Perfect foresight of which countries will grow faster in the future would help in predicting if they will have better stock market returns, but this information cannot be found in either current growth rates or expert forecasts. The Vanguard Group, a fund management company, found that not only does economic growth hold little value for predicting stock returns, but so do estimates of future GDP growth by economists.
This tells us that expected future growth is usually anticipated by the market. In other words, any surge in growth from the recovery from the pandemic and future economic stimulus is likely already discounted into stock prices. Unless growth ends up surprising beyond what is currently expected, it should not have much impact on stock market returns. The most recent example was the sluggish growth in the recovery following the 2008 financial crisis still resulted in steady and strong stock market performance.
這就告訴我們，GDP未來增長通常已由市場預期。 換句話說，從疫情的恢復和未來經濟刺激中獲得的任何增長跳升都可能已經被預期而反應於股票價格中了。 除非增長最終超出了當前的預期，否則不會對股市收益產生太大影響。 最近的一個例子是，在2008年金融危機之後，復甦的緩慢增長仍然使股市表現穩定而強勁。
Furthermore, it’s possible that strong growth is correctly anticipated but not the consequences of that growth. For example, interest rates can rise faster than expected in reaction to that growth, which would be negative for the market.

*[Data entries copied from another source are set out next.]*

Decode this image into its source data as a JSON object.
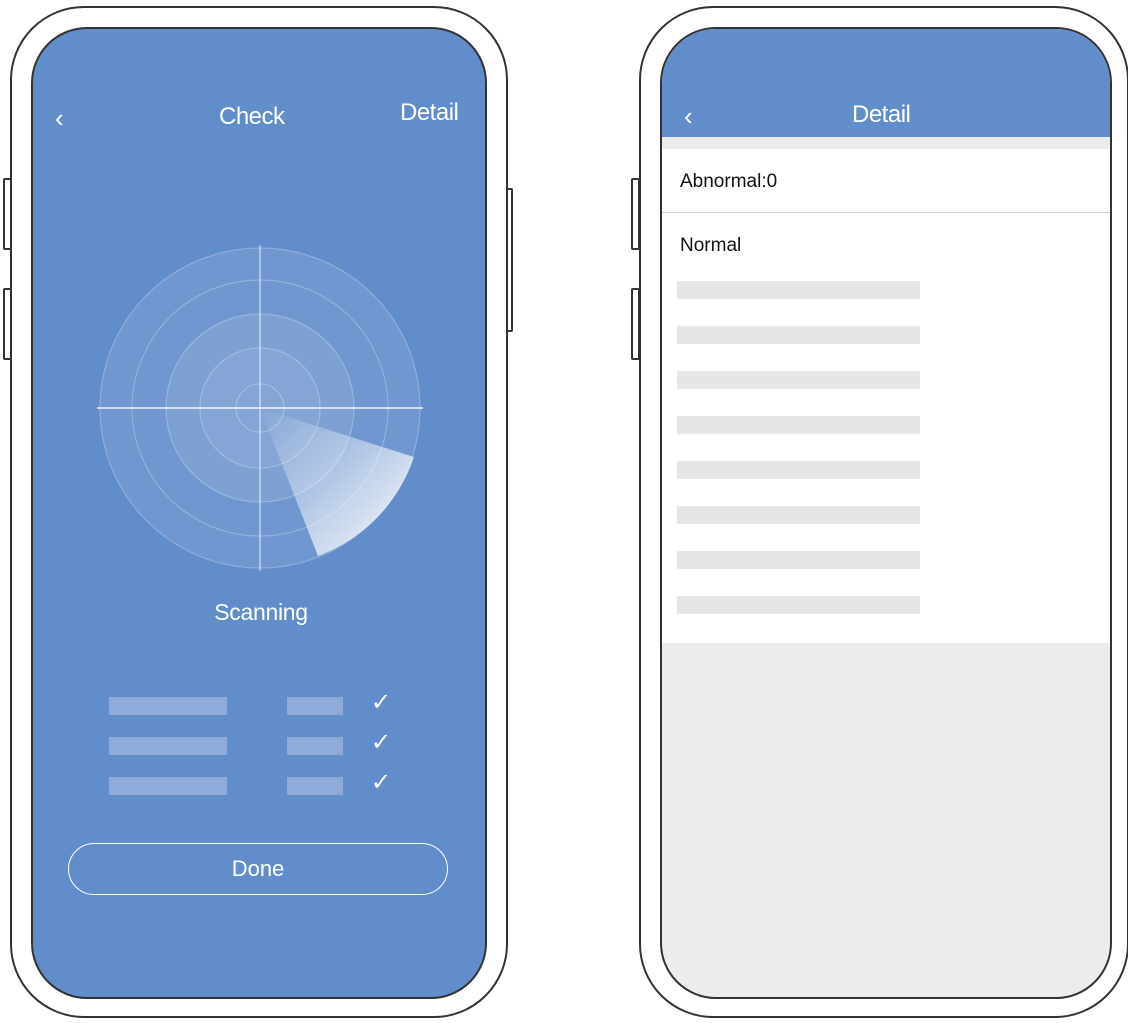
{
  "left_screen": {
    "nav": {
      "back_icon": "chevron-left-icon",
      "back_glyph": "‹",
      "title": "Check",
      "detail_link": "Detail"
    },
    "scanning_label": "Scanning",
    "check_items": [
      {
        "check_icon": "check-icon",
        "glyph": "✓"
      },
      {
        "check_icon": "check-icon",
        "glyph": "✓"
      },
      {
        "check_icon": "check-icon",
        "glyph": "✓"
      }
    ],
    "done_button": "Done"
  },
  "right_screen": {
    "nav": {
      "back_icon": "chevron-left-icon",
      "back_glyph": "‹",
      "title": "Detail"
    },
    "abnormal_label": "Abnormal:0",
    "normal_label": "Normal"
  },
  "colors": {
    "accent_blue": "#628dcb",
    "placeholder_gray": "#e6e6e6",
    "background_gray": "#ececec"
  }
}
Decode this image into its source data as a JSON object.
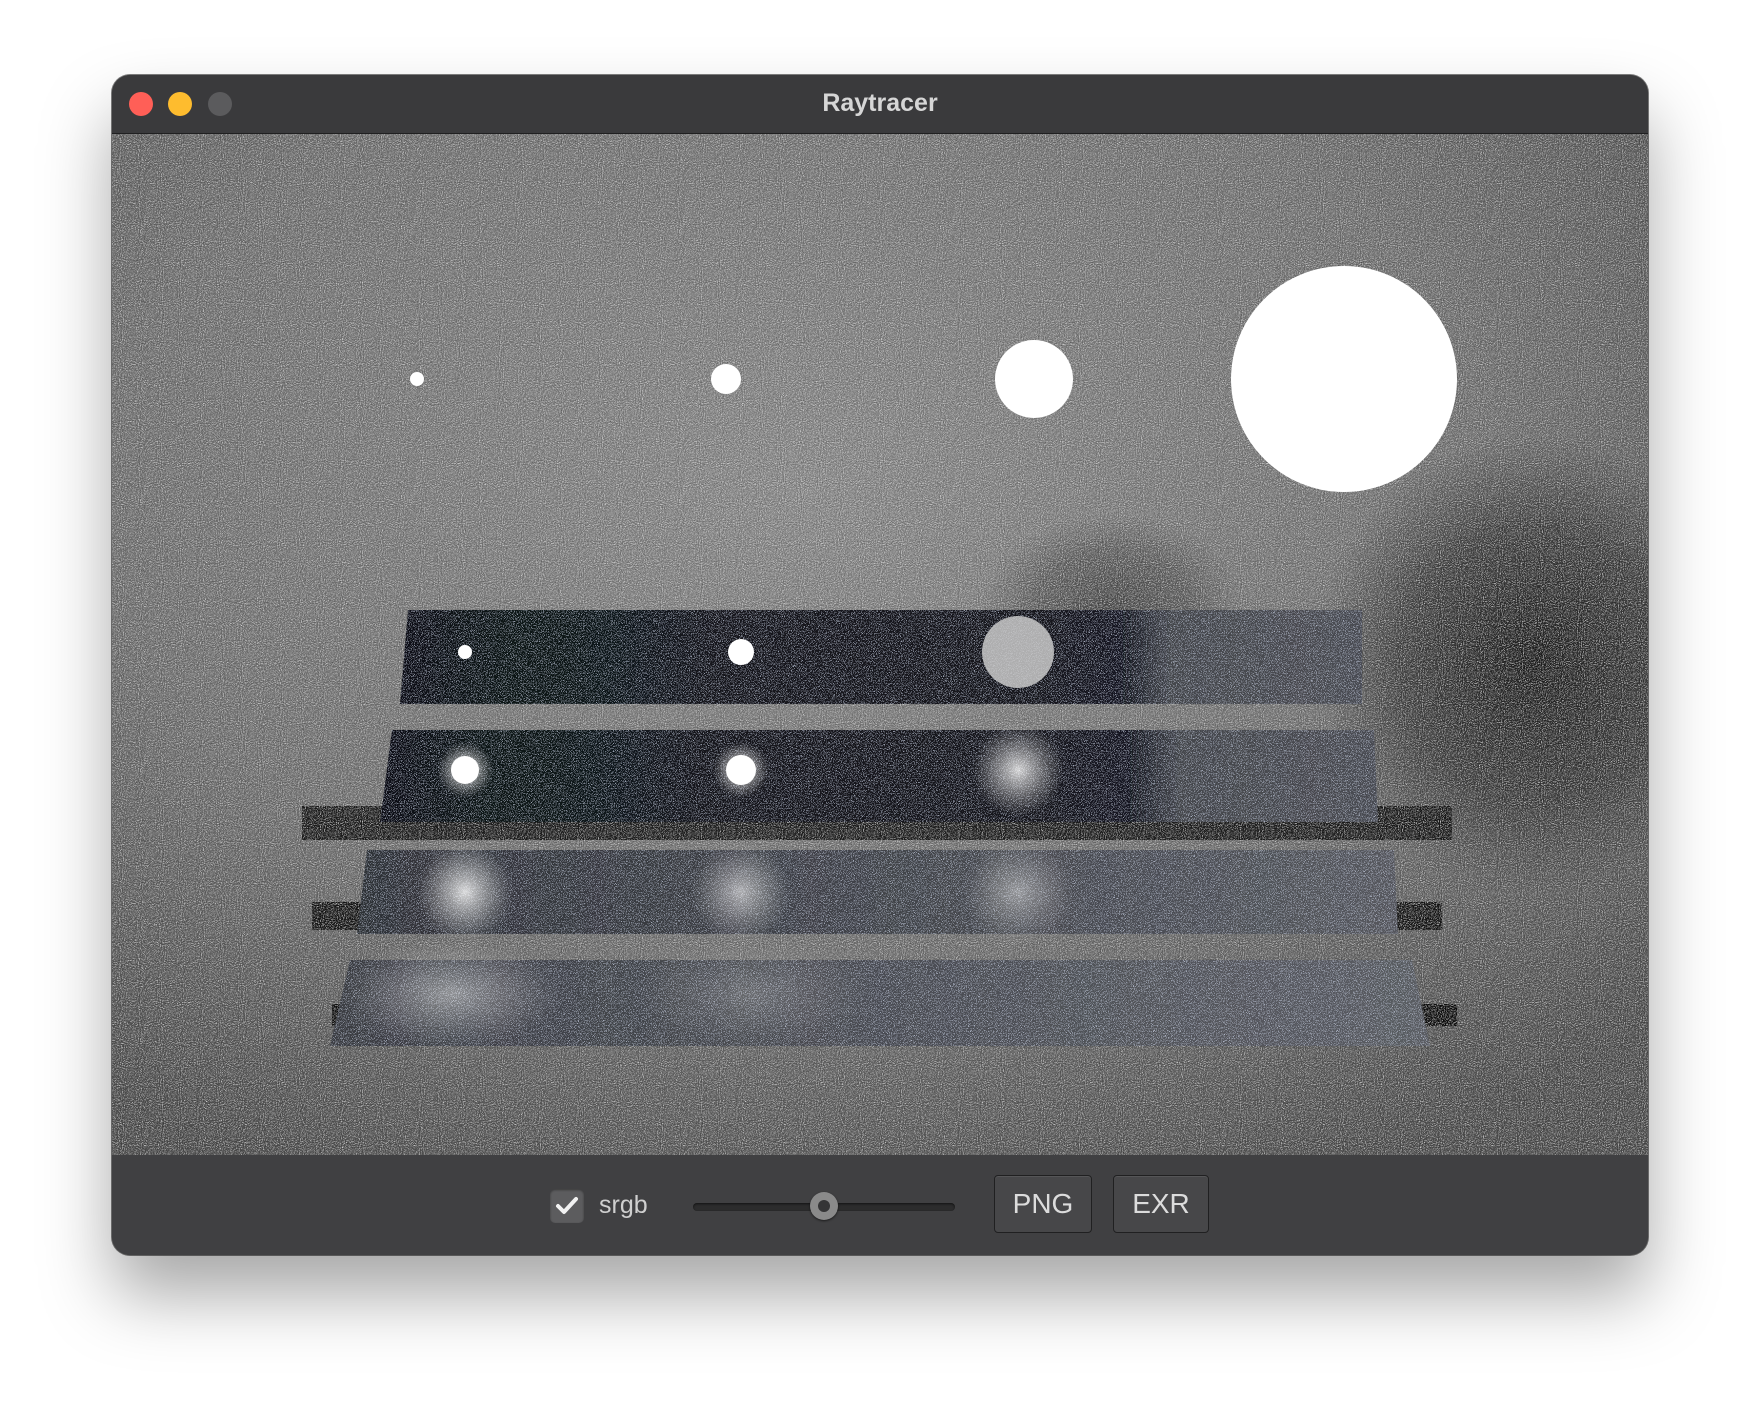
{
  "window": {
    "title": "Raytracer",
    "traffic_lights": [
      "close",
      "minimize",
      "zoom"
    ]
  },
  "viewport": {
    "content": "rendered-image"
  },
  "toolbar": {
    "srgb_checked": true,
    "srgb_label": "srgb",
    "exposure_slider_value": 0.5,
    "png_label": "PNG",
    "exr_label": "EXR"
  },
  "colors": {
    "window_bg": "#3a3a3c",
    "close": "#ff5f57",
    "minimize": "#febc2e",
    "zoom": "#5b5b5d"
  }
}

The reverse is true in that slower growth can result in more accommodative monetary policy for a longer time.
此外，強勁的增長也許會如預期一般出現，而這增長帶來的後果卻不一定。 例如，利率上升可能會比預期的增長快得多，這對市場是不利的。 相反的事實是，放緩的增長可能會導致更長時期的寬鬆貨幣政策— 而對股市有利。
However, we note that the biggest stock market drawdowns and crashes tend to coincide with economic recessions (usually defined by two consecutive quarters of falling GDP growth). A period of prolonged growth does reduce the chances of such an event occurring which should reduce the risk of such a thing occurring in the near term. Learning from past business cycles, the eventual outcome may indeed be an unsustainable build-up of credit in the corporate or household sector that is toppled by high interest rates. But that is something that does not seem likely given the current stage of the recovery.
然而，我們還注意到，最大的股市跌幅和崩盤往往與經濟衰退（通常定義為GDP增長連續兩個季度下降）同時發生。 一段長時期的經濟增長會降低此類事件發生的機會，也應會減少此類事件在短期內發生的風險。 從過去的商業周期中我們看到，最終結果的確可能是高利率將企業或家庭不斷累積的信貸拖垮。 但是，鑑於目前還處於疫情復原階段，這似乎不太可能發生。
Given the difficulty of accurately forecasting the eventual economic outcome, anticipating any second order effects that comes from that future, and then making the correct assessment on the market’s reaction, we believe it’s better to put less emphasis on macroeconomics when making investment decisions. Understanding one’s own investment circumstances while implementing an investment strategy that you can consistently implement regardless of the economic environment will ultimately be of greater value.
This article reflects the personal views of the author and not that of any firm, and should not be viewed as an investment recommendation.